Embezzlement is a criminal offense that can wear many faces and could be prosecuted as a misdemeanor, a felony, or even a federal crime depending on certain factors. Embezzlement involves transferring funds or goods that have been entrusted to you (in either a personal or professional capacity) for personal use or other personal purposes. The penalties for those convicted of this crime may vary depending on the circumstances in which the alleged crime took place. If you need an embezzlement lawyer anywhere else in the Los Angeles area, the attorneys at Okabe and Haushalter can assist you.
California Penal Code Section 503 outlines the crime of embezzlement. The word “embezzlement” brings to mind images of people stuffing huge sums of cash into bags and toting them away to some big personal vault, but in reality, embezzlement can take many forms. Let’s explore a couple of examples of embezzlement.

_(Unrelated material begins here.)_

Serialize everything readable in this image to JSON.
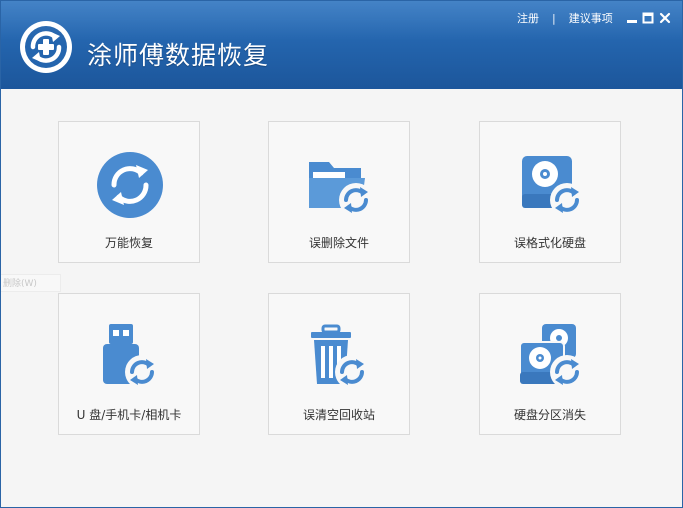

A cashier works at a local convenience store. He has forgotten his wallet at home and wants to run across the street for some fast food at lunch. He takes a small bill from the cash register he is in charge of so he can afford lunch and vows to replace the bill tomorrow when he remembers his wallet. This is technically a case of embezzlement, and if his employer catches him and decides to press charges, the cashier could face a misdemeanor charge in court.
A person has been assigned control over aging and infirm relative’s finances as a conservator. This person decides that she needs a new car, and since her relative’s nest egg is not doing the relative any good, it may as well go toward the down payment on her new vehicle. She withdraws 5,000 dollars from her relative’s account and uses it to purchase a new car. This is embezzlement and would be prosecuted as a grand theft case due to the amount of money involved. This person could face large fines and a state prison sentence if she was convicted in court.
In the state of California, the crime of embezzlement is prosecuted and penalized as a form of theft. The type of theft—petit or grand—depends on the amount of money or the value of the goods that were allegedly embezzled. If the funds or goods have a value of up to 950 dollars, then the embezzlement is treated as petit theft and is a misdemeanor punishable by fines and less than one year in a county jail. If the funds or goods have a value over 950 dollars, however, then the embezzlement is treated as grand theft and could be prosecuted as either a misdemeanor or a felony, and penalized by hefty fines and incarceration in a state prison. People who are facing embezzlement charges are urged to contact a defense lawyer to discuss their rights and options.
When you are ready to talk to an embezzlement lawyer in Redondo Beach, the attorneys at Okabe and Haushalter are here to help. Our specialty is criminal defense, and we have a long-standing reputation for providing our clients with courtroom excellence. We will help you fight your allegations in court and work hard toward attaining a desirable outcome for your case. You can have your case evaluated at no cost to you, so call today to explore your legal options with a knowledgeable defense attorney.